Data records ->
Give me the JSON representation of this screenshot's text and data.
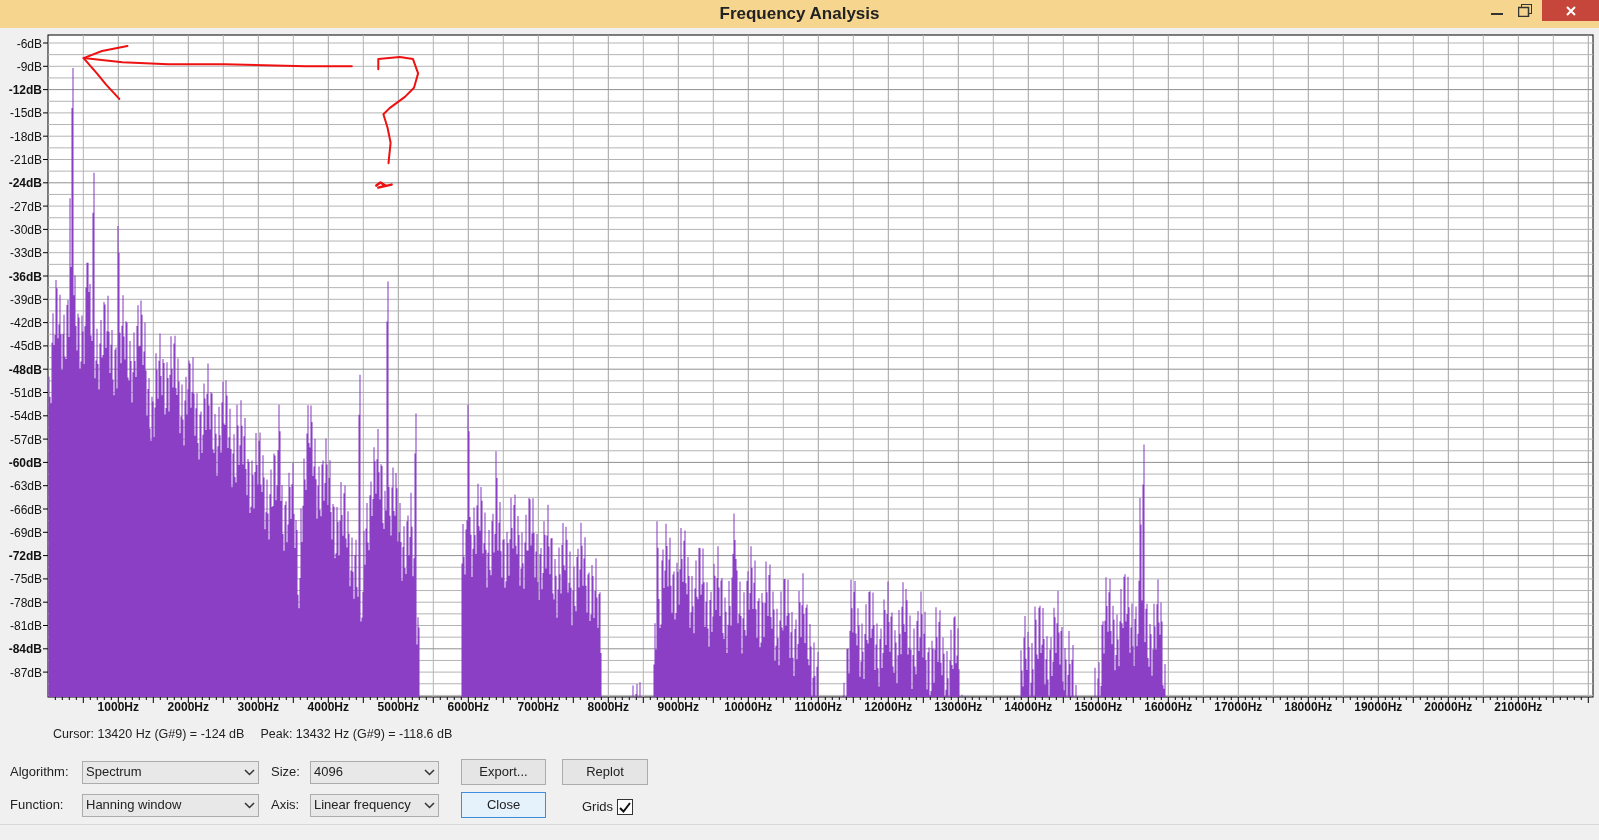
{
  "window": {
    "title": "Frequency Analysis"
  },
  "plot": {
    "y_labels": [
      {
        "label": "-6dB",
        "major": false
      },
      {
        "label": "-9dB",
        "major": false
      },
      {
        "label": "-12dB",
        "major": true
      },
      {
        "label": "-15dB",
        "major": false
      },
      {
        "label": "-18dB",
        "major": false
      },
      {
        "label": "-21dB",
        "major": false
      },
      {
        "label": "-24dB",
        "major": true
      },
      {
        "label": "-27dB",
        "major": false
      },
      {
        "label": "-30dB",
        "major": false
      },
      {
        "label": "-33dB",
        "major": false
      },
      {
        "label": "-36dB",
        "major": true
      },
      {
        "label": "-39dB",
        "major": false
      },
      {
        "label": "-42dB",
        "major": false
      },
      {
        "label": "-45dB",
        "major": false
      },
      {
        "label": "-48dB",
        "major": true
      },
      {
        "label": "-51dB",
        "major": false
      },
      {
        "label": "-54dB",
        "major": false
      },
      {
        "label": "-57dB",
        "major": false
      },
      {
        "label": "-60dB",
        "major": true
      },
      {
        "label": "-63dB",
        "major": false
      },
      {
        "label": "-66dB",
        "major": false
      },
      {
        "label": "-69dB",
        "major": false
      },
      {
        "label": "-72dB",
        "major": true
      },
      {
        "label": "-75dB",
        "major": false
      },
      {
        "label": "-78dB",
        "major": false
      },
      {
        "label": "-81dB",
        "major": false
      },
      {
        "label": "-84dB",
        "major": true
      },
      {
        "label": "-87dB",
        "major": false
      }
    ],
    "x_labels": [
      "1000Hz",
      "2000Hz",
      "3000Hz",
      "4000Hz",
      "5000Hz",
      "6000Hz",
      "7000Hz",
      "8000Hz",
      "9000Hz",
      "10000Hz",
      "11000Hz",
      "12000Hz",
      "13000Hz",
      "14000Hz",
      "15000Hz",
      "16000Hz",
      "17000Hz",
      "18000Hz",
      "19000Hz",
      "20000Hz",
      "21000Hz"
    ]
  },
  "cursor_readout": "Cursor: 13420 Hz (G#9) = -124 dB",
  "peak_readout": "Peak: 13432 Hz (G#9) = -118.6 dB",
  "algorithm": {
    "label": "Algorithm:",
    "value": "Spectrum"
  },
  "size": {
    "label": "Size:",
    "value": "4096"
  },
  "function": {
    "label": "Function:",
    "value": "Hanning window"
  },
  "axis": {
    "label": "Axis:",
    "value": "Linear frequency"
  },
  "buttons": {
    "export": "Export...",
    "replot": "Replot",
    "close": "Close"
  },
  "grids": {
    "label": "Grids",
    "checked": true
  }
}
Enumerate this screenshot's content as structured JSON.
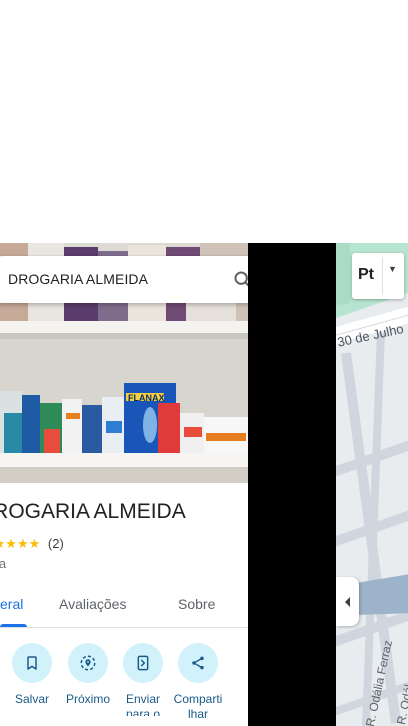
{
  "search": {
    "value": "DROGARIA ALMEIDA"
  },
  "place": {
    "title": "DROGARIA ALMEIDA",
    "title_visible": "GARIA ALMEIDA",
    "stars_glyph": "★★★★★",
    "rating_count": "(2)",
    "category": "ia"
  },
  "tabs": [
    {
      "label": "eral",
      "active": true
    },
    {
      "label": "Avaliações",
      "active": false
    },
    {
      "label": "Sobre",
      "active": false
    }
  ],
  "actions": [
    {
      "label": "Salvar",
      "icon": "bookmark-icon"
    },
    {
      "label": "Próximo",
      "icon": "nearby-icon"
    },
    {
      "label": "Enviar para o",
      "icon": "send-to-phone-icon"
    },
    {
      "label": "Compartilhar",
      "label_lines": "Comparti lhar",
      "icon": "share-icon"
    }
  ],
  "map": {
    "layer_button": "Pt",
    "streets": [
      "30 de Julho",
      "R. Odália Ferraz",
      "R. Odál"
    ]
  },
  "photo": {
    "product_label": "FLANAX"
  },
  "colors": {
    "accent": "#1a73e8",
    "action_bg": "#d1f1fb",
    "stars": "#fbbc04",
    "map_bg": "#e9ecef",
    "map_green": "#b7e4d0"
  }
}
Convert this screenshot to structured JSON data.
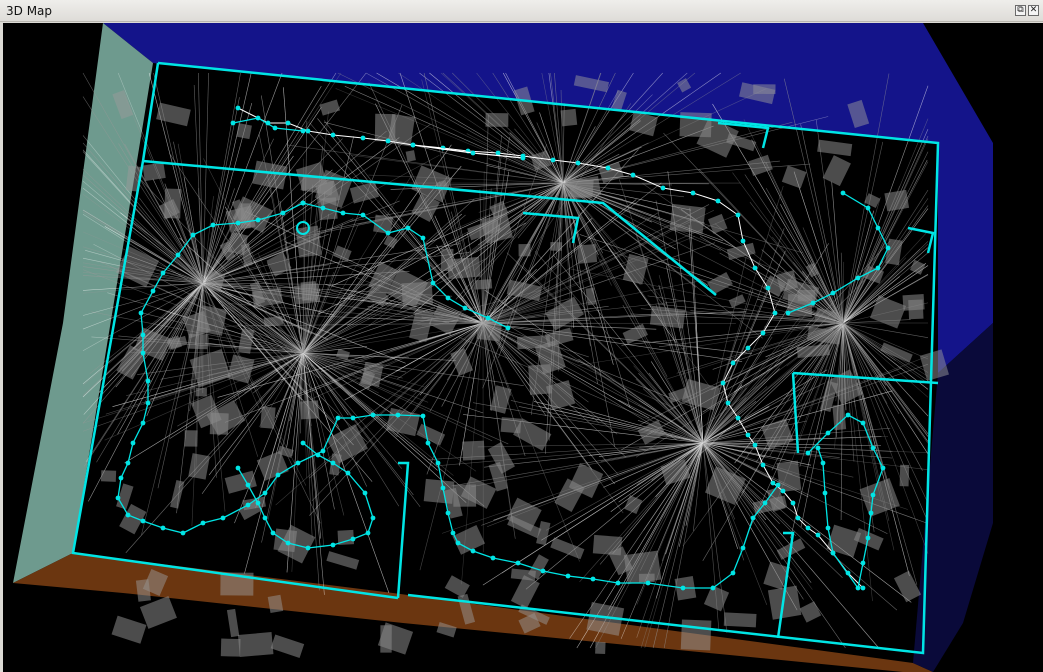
{
  "window": {
    "title": "3D Map",
    "float_icon": "float-icon",
    "close_icon": "close-icon",
    "float_glyph": "⧉",
    "close_glyph": "✕"
  },
  "colors": {
    "background": "#000000",
    "trajectory": "#00e5e5",
    "walls_outline": "#00e5e5",
    "pointcloud": "#9a9a9a",
    "left_wall": "#7aa89a",
    "top_wall": "#1a1a8c",
    "floor_edge": "#7a3d10",
    "path_line": "#ffffff"
  }
}
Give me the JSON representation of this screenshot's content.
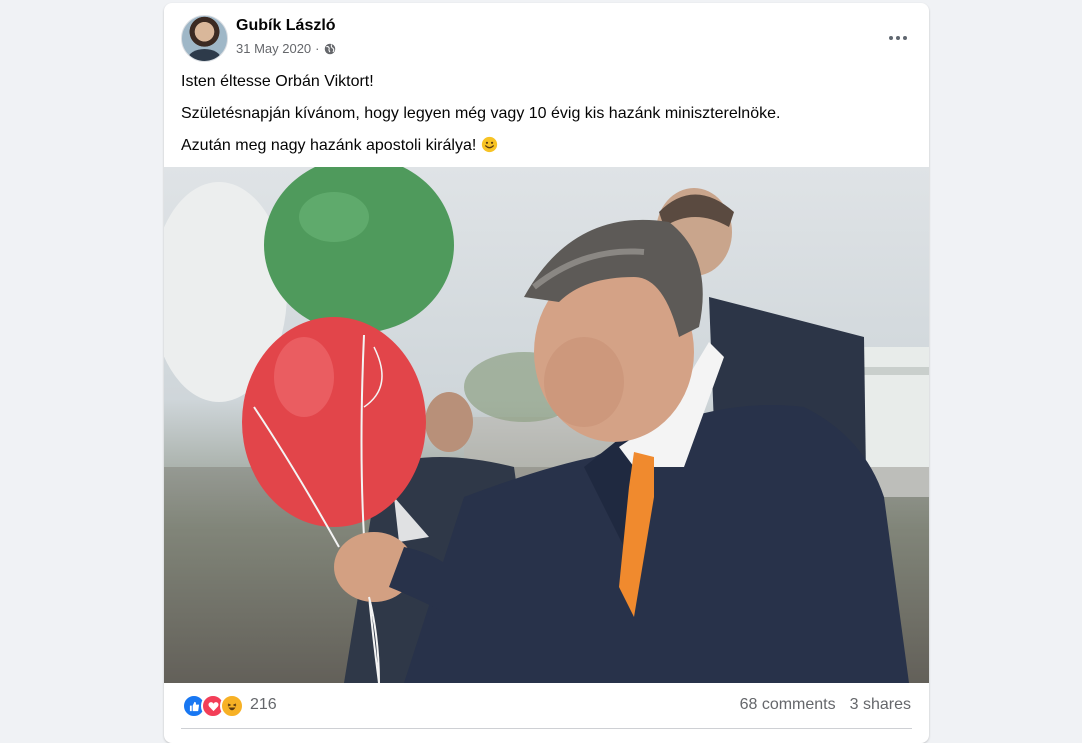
{
  "post": {
    "author": "Gubík László",
    "date": "31 May 2020",
    "separator": "·",
    "text_lines": [
      "Isten éltesse Orbán Viktort!",
      "Születésnapján kívánom, hogy legyen még vagy 10 évig kis hazánk miniszterelnöke.",
      "Azután meg nagy hazánk apostoli királya!"
    ],
    "reaction_count": "216",
    "comments": "68 comments",
    "shares": "3 shares"
  },
  "icons": {
    "audience": "globe-icon",
    "more": "more-options-icon",
    "emoji": "slightly-smiling-face",
    "reactions": [
      "like",
      "love",
      "haha"
    ]
  },
  "colors": {
    "like": "#1877f2",
    "love": "#f33e58",
    "haha": "#f7b125",
    "secondary_text": "#65676b"
  }
}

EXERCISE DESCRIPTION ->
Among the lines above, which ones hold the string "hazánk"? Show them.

TASK OUTPUT ->
      "Születésnapján kívánom, hogy legyen még vagy 10 évig kis hazánk miniszterelnöke.",
      "Azután meg nagy hazánk apostoli királya!"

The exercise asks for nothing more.